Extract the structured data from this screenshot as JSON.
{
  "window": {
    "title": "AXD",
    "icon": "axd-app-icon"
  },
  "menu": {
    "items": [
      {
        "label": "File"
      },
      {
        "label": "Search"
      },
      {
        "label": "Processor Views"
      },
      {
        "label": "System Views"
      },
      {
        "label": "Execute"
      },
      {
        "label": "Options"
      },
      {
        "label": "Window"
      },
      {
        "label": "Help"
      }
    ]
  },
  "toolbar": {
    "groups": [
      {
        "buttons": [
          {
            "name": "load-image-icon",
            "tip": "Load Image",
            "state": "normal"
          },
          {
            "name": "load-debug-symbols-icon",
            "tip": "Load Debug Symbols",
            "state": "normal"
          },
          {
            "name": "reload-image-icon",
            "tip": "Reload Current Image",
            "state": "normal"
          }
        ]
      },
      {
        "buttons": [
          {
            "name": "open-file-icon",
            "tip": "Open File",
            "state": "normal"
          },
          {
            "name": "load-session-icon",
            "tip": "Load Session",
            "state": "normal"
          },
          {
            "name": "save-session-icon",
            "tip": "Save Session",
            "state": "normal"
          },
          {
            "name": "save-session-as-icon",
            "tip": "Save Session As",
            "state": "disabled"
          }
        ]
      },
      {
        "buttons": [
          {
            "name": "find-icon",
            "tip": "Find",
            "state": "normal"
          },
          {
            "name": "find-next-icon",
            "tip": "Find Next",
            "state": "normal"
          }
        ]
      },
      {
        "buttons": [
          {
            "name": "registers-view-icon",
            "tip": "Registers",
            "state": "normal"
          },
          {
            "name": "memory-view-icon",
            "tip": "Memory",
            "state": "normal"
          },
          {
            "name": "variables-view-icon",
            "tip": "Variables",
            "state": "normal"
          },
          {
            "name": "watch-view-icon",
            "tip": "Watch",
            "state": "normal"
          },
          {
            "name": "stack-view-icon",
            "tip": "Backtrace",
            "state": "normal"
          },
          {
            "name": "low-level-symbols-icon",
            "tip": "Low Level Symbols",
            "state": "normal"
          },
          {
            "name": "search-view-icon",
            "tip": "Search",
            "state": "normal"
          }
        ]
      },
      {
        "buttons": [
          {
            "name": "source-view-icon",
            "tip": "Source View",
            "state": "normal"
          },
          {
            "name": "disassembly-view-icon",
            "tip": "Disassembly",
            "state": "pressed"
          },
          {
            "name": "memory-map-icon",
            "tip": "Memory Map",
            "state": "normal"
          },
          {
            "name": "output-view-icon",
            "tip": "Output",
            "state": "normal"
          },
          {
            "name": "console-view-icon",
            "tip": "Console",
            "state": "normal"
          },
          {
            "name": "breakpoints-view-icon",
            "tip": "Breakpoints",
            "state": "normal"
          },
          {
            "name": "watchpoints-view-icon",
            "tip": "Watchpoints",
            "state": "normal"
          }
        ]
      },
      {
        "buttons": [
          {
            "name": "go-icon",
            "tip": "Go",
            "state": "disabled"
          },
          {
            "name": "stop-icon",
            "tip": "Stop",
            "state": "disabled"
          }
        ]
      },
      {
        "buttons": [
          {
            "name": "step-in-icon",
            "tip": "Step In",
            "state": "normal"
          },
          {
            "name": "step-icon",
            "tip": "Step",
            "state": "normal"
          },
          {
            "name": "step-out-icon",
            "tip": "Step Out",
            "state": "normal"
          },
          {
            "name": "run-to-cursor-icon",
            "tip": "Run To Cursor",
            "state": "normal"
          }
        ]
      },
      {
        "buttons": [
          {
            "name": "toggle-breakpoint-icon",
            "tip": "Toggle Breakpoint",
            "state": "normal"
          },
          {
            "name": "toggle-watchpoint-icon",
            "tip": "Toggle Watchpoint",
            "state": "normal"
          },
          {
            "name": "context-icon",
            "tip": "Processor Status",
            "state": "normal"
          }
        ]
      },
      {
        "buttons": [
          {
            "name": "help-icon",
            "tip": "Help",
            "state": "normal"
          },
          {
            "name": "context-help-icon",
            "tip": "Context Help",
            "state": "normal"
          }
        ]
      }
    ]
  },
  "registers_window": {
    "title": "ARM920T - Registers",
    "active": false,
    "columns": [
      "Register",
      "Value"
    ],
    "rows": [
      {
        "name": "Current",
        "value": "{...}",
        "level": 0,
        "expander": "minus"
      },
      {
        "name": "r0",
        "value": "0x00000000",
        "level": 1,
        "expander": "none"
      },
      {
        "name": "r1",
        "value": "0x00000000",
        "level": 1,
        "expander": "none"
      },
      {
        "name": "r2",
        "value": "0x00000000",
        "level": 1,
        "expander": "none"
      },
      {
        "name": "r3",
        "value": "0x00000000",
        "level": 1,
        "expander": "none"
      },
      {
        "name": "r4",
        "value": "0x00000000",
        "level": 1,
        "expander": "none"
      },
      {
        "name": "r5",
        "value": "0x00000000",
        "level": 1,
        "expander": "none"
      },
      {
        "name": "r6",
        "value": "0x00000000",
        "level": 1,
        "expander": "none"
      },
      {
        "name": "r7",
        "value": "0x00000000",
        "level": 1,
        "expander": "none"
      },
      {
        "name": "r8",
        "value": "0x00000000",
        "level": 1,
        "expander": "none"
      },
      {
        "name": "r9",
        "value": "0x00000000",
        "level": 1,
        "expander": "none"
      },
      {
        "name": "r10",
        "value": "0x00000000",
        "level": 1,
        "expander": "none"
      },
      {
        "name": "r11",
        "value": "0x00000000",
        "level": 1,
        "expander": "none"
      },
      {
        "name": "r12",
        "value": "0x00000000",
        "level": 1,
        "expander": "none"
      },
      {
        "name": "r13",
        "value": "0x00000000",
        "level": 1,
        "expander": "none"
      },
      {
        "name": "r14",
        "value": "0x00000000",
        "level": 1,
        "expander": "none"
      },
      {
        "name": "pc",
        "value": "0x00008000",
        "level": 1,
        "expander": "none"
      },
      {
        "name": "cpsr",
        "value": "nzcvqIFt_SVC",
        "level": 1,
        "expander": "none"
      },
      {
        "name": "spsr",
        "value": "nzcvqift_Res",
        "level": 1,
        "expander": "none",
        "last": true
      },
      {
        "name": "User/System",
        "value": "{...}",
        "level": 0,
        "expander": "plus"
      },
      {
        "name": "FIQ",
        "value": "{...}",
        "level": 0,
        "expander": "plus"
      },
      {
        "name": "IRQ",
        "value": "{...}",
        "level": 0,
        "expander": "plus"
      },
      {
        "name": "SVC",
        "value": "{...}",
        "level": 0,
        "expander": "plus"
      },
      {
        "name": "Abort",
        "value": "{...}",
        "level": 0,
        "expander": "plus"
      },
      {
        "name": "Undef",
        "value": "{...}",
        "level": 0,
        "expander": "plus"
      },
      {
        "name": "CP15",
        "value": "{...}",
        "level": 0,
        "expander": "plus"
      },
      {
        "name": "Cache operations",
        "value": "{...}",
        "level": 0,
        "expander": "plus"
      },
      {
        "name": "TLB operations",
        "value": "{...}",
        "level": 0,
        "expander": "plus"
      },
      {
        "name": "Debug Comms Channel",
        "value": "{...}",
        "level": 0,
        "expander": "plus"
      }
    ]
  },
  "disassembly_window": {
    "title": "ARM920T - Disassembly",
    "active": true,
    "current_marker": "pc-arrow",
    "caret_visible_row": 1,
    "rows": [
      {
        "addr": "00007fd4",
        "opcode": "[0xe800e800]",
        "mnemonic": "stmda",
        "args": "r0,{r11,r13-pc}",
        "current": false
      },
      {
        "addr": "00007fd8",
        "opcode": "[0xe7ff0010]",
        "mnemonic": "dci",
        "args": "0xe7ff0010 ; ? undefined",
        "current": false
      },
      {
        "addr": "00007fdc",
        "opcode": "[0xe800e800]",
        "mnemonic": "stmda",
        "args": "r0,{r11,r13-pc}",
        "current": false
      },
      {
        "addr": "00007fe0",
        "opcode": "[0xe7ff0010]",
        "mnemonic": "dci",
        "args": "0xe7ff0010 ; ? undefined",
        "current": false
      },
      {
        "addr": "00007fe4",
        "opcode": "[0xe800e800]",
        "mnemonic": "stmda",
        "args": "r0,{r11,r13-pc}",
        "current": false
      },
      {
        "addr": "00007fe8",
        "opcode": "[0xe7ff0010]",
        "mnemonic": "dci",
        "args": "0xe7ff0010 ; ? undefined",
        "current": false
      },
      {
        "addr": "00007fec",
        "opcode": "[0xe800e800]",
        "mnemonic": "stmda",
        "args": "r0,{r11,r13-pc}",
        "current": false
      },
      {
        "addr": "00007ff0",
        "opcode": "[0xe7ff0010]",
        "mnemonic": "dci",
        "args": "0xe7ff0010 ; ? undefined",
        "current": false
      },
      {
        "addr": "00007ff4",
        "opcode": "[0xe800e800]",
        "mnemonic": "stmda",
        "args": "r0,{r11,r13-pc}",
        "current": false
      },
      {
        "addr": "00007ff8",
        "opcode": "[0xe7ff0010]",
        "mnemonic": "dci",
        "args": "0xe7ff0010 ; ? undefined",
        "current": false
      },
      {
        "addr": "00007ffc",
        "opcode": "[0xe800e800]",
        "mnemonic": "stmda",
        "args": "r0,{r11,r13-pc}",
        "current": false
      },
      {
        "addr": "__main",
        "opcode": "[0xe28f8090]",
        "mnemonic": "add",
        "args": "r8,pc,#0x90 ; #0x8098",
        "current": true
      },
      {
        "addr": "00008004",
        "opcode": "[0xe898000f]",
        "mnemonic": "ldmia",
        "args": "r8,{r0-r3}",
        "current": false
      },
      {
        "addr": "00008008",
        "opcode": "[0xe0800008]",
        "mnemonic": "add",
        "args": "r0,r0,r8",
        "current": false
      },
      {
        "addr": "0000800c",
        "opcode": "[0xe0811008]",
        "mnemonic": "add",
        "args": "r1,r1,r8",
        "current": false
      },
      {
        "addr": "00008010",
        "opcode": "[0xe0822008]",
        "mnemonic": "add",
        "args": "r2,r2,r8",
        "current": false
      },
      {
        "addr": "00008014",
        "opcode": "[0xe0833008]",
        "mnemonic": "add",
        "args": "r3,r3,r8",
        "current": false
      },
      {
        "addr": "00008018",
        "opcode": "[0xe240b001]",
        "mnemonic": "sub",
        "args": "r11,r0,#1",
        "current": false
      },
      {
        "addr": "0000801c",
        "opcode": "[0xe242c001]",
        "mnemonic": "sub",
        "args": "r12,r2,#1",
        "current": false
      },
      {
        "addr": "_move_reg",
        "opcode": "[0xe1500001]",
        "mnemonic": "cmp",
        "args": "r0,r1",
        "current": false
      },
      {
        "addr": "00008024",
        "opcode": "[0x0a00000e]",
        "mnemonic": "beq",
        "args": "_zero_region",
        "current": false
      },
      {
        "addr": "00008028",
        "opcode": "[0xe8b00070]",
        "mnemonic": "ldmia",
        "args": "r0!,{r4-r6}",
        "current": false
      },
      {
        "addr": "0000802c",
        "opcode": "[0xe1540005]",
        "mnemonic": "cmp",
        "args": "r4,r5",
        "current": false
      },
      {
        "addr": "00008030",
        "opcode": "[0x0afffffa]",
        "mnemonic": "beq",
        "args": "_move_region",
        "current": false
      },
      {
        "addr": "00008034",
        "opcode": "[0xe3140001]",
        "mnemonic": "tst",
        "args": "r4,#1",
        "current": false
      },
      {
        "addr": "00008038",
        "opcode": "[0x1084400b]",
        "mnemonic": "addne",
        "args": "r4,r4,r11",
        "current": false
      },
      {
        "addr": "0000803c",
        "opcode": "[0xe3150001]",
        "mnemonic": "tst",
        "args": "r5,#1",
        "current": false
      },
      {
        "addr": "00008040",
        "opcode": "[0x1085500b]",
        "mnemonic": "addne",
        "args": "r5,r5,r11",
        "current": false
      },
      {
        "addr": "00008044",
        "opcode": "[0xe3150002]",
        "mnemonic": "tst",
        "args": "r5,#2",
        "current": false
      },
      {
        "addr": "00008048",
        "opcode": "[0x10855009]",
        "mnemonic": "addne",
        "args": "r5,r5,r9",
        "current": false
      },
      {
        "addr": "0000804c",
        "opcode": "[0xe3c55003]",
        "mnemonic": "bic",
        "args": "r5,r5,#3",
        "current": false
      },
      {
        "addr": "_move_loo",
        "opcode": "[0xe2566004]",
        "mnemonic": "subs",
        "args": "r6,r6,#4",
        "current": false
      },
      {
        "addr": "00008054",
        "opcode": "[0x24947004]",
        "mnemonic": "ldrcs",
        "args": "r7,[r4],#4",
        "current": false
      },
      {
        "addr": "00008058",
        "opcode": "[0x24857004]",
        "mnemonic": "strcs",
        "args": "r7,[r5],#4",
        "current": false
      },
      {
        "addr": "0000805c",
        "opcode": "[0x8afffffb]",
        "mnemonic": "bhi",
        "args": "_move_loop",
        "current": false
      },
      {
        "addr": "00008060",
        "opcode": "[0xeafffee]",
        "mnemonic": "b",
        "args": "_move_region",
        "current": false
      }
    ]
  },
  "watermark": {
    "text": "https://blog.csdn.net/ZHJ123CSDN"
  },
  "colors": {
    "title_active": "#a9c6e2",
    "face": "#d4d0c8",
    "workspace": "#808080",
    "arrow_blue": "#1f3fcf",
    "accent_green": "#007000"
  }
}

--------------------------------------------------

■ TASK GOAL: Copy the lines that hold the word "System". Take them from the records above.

■ YOUR RESPONSE:
        "label": "System Views"
        "name": "User/System",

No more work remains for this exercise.